| What the exercise asks |
Your answer should hold all lines of the entries that include the word "Relative".

-- Given data follows --

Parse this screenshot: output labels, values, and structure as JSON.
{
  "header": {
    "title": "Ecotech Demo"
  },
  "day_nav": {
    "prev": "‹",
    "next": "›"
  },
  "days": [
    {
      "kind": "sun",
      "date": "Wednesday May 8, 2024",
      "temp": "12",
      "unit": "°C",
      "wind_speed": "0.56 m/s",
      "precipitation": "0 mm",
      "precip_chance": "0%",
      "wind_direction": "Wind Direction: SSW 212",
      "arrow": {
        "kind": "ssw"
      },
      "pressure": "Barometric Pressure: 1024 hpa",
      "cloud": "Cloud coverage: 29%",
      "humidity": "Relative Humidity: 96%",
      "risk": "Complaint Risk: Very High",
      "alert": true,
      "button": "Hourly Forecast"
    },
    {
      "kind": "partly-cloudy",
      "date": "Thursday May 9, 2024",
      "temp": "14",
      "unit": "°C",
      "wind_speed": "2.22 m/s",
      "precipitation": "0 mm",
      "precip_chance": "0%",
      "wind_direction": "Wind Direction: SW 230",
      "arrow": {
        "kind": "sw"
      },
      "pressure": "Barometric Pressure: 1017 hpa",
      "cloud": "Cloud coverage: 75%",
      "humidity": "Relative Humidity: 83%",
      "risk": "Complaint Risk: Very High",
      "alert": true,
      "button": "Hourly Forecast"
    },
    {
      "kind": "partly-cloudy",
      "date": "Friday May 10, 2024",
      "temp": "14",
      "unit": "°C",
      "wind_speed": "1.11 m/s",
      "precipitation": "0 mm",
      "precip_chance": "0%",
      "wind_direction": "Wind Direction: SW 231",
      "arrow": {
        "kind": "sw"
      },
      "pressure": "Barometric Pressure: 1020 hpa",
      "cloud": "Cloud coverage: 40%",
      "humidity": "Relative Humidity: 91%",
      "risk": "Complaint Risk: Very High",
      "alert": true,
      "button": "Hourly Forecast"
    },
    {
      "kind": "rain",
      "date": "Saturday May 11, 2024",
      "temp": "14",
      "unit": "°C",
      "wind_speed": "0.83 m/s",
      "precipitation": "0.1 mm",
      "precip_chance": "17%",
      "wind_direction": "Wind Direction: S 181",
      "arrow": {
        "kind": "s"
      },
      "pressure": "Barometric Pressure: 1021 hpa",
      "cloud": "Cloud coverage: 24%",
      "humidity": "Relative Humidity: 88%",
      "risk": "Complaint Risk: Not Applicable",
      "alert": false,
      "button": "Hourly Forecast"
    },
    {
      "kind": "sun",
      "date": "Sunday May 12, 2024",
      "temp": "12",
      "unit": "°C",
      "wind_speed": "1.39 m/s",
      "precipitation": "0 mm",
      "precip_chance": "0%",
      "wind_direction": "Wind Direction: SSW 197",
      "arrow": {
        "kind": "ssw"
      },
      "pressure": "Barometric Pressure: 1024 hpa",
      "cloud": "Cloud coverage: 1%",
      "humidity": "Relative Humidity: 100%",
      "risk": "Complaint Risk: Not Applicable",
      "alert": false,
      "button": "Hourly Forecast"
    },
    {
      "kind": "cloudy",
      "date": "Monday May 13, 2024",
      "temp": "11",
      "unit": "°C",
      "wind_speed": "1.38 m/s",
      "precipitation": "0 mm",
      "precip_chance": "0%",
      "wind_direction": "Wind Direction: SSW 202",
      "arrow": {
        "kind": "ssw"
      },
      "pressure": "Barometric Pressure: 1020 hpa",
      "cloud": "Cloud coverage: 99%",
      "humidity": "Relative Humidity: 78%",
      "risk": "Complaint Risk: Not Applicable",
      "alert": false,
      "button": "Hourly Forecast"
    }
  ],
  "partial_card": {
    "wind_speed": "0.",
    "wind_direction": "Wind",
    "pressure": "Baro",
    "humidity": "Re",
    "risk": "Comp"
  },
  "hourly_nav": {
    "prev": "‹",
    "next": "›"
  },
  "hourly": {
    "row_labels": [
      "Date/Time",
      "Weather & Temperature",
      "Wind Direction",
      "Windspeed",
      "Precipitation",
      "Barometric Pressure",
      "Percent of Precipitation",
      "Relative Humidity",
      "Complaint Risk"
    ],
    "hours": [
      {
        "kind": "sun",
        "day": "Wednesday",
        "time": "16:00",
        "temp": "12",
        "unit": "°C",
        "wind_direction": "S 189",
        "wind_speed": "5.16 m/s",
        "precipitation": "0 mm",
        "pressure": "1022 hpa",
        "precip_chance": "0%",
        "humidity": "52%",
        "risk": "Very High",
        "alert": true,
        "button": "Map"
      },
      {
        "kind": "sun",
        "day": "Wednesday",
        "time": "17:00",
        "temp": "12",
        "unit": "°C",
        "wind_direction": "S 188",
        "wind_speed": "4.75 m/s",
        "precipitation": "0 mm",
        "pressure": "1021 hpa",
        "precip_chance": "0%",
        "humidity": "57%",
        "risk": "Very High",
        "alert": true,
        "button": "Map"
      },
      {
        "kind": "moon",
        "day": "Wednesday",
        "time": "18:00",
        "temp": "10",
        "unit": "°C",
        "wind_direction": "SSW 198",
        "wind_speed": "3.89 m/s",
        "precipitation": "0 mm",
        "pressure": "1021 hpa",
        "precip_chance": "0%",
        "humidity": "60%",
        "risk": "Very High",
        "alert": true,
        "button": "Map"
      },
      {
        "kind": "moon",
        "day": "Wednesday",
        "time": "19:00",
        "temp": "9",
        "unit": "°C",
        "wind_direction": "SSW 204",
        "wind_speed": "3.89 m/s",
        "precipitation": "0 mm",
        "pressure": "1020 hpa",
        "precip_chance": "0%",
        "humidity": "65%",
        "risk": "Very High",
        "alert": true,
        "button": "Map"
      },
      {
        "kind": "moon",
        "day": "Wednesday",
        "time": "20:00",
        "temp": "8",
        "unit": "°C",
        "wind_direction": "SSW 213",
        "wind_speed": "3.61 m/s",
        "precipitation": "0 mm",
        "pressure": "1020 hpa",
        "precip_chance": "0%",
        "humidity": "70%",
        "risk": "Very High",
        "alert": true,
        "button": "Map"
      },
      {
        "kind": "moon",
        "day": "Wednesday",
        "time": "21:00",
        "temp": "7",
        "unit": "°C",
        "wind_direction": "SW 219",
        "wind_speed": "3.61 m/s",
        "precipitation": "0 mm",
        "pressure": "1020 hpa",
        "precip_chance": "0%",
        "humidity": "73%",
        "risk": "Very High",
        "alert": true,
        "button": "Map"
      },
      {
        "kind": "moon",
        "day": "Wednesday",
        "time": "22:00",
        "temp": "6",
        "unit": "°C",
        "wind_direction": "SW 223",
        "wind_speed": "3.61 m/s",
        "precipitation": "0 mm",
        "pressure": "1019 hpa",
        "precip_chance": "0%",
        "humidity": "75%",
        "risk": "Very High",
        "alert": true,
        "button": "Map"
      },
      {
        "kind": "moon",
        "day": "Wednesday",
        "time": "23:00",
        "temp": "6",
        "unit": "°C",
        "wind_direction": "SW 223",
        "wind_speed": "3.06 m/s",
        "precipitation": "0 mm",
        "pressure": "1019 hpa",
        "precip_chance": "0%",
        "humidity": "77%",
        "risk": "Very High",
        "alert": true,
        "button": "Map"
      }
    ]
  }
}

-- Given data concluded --

| Task output |
      "humidity": "Relative Humidity: 96%",
      "humidity": "Relative Humidity: 83%",
      "humidity": "Relative Humidity: 91%",
      "humidity": "Relative Humidity: 88%",
      "humidity": "Relative Humidity: 100%",
      "humidity": "Relative Humidity: 78%",
      "Relative Humidity",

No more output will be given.